2012 Mini Roadster. Click image to enlarge
Manufacturer’s web site
Review and photos by James Bergeron
2012 Mini Roadster
Toronto, Ontario — Mini is now celebrating their largest vehicle lineup in history and in 2012 they have a lot to be excited about, including their 10th anniversary. Mini is coming off a growth of 15 percent last year and the momentum has not stopped with the growth of the brand continuing into early 2012 at a rate of over 30 percent through April.

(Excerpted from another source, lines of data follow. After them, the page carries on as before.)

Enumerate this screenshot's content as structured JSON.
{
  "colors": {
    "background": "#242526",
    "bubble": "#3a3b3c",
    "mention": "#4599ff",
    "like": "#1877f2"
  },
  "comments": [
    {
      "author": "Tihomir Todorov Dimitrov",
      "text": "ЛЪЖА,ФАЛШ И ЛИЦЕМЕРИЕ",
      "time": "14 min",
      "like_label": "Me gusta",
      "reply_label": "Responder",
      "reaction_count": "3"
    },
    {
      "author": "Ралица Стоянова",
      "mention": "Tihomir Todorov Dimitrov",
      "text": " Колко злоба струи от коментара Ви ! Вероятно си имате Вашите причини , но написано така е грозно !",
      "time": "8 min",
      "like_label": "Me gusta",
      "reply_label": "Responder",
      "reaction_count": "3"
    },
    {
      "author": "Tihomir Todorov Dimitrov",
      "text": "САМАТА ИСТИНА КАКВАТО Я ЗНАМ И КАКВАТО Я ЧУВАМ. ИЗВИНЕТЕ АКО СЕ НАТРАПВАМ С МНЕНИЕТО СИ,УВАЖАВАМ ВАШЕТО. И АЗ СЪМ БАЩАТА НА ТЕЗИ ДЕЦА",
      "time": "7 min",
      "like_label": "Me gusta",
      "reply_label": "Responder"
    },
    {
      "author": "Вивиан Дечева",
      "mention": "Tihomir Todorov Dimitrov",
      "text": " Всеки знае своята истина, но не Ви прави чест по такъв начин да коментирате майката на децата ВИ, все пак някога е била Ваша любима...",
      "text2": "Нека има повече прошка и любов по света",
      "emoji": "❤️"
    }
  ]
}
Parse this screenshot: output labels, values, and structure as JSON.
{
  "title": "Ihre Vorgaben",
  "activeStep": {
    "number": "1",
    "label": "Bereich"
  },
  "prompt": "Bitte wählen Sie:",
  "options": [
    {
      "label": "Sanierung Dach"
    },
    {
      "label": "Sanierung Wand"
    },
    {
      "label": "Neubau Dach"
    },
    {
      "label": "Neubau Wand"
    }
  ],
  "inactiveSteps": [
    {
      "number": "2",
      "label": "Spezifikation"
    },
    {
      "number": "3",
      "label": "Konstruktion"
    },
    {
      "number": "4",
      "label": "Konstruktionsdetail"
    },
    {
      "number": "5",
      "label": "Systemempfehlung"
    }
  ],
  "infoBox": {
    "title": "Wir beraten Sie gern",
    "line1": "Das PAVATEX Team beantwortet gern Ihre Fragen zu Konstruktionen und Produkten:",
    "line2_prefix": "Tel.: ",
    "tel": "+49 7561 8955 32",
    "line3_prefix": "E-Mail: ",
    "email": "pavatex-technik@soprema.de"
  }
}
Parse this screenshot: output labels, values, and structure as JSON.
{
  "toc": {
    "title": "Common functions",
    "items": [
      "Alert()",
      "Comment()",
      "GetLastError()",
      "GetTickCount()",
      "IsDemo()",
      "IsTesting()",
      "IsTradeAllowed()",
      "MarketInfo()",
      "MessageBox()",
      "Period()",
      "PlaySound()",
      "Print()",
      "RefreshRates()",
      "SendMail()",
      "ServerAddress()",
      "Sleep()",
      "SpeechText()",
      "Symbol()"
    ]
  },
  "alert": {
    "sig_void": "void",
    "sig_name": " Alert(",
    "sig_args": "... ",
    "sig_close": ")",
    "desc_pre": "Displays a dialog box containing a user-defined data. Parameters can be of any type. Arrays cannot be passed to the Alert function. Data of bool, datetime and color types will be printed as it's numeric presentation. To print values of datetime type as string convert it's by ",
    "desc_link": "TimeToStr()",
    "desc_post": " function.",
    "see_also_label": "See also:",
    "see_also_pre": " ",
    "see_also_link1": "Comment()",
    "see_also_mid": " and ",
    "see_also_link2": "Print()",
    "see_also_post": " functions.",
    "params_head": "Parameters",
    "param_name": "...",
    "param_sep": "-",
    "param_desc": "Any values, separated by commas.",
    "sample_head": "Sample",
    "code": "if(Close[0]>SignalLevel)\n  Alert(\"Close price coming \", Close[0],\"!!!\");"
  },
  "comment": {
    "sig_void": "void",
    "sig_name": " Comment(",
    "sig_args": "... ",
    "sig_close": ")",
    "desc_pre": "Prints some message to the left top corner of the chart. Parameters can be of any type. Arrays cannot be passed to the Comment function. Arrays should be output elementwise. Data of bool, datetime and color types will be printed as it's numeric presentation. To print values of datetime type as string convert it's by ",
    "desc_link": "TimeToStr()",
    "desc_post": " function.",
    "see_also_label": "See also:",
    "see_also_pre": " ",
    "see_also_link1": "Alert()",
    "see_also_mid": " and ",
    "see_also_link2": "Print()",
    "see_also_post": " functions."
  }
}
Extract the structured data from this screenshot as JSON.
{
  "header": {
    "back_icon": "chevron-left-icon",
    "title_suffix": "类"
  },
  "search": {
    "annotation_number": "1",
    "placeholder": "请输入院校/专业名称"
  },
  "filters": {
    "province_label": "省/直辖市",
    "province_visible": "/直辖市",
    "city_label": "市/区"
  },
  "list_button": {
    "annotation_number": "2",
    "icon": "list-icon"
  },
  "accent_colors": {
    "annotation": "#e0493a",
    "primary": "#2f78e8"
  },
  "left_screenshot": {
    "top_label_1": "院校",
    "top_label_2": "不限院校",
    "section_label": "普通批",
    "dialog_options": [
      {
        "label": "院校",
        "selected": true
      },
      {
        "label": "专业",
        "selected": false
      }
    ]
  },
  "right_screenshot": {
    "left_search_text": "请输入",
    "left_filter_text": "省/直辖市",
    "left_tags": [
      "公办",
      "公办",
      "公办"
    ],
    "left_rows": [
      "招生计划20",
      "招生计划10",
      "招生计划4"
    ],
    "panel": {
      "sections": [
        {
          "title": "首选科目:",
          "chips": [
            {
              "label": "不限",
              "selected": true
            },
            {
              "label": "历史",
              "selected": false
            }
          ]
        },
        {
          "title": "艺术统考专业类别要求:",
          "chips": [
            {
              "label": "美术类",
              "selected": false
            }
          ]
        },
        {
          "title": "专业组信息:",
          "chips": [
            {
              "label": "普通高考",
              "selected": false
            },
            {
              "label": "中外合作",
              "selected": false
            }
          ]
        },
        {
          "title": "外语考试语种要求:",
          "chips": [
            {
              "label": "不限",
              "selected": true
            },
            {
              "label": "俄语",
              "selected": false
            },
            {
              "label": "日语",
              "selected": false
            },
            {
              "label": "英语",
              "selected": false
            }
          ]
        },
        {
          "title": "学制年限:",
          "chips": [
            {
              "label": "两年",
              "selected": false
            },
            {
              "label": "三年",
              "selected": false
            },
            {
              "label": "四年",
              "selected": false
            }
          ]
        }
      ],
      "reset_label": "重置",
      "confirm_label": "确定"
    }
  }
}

Last year marked the introduction of Countryman and the Mini Coupe, with the Countryman driving sales and much of Mini’s growth over the past year. The Coupe — the only car available with a standard hat — came late in 2011, to be greeted with much criticism for not being a convertible, but here we are a few months later and we welcome its brother, the Mini Roadster, to the lineup.
2012 Mini Roadster; top photo courtesy Mini. Click image to enlarge
Minis have traditionally been a two-box design — a box for the engine and a box for the people and their cargo. The Coupe and the new Roadster diverge from the traditional design by using a three-box design (engine, passenger, cargo).
The 2012 Mini Roadster is available in the three traditional Mini trims: Cooper, Cooper S and John Cooper Works (JCW) and has a starting MSRP of $28,900 (Cooper), $32,900 (S) and $39,900 (JCW). Like the Coupe, the Roadster is a two-seat vehicle with a surprisingly good amount of cargo space — 280 L for the Coupe and 240 L for the Roadster. This compares favourably to Mini’s only direct competitor: the Mazda MX-5 with just 150L of cargo space.
The Roadsters are powered by a 1.6L engine. The Cooper version puts out 121 horsepower and 118 lb-ft of torque, the Cooper S uses turbocharging to up the power to 181 horsepower and 177 lb-ft of torque while the JCW version increases the boost and power even further, offering 208 horsepower and 184 lb-ft of torque. All Roadster variants are available with both six-speed manual and six-speed automatic transmissions. The JCW automatic transmission will be a late arrival.
The Roadster comes in soft-top variety only, which saves both space and cost and comes standard as a manual top, with a power-operated top available for an additional $750. The top is simple to use; to lower just twist the handle and drop it down, and reverse the process to raise it. Mini predicts the take-rate on power tops will be close to 75 percent, but if it was my $750, I would spend it on other accessories as it really is easy to operate manually.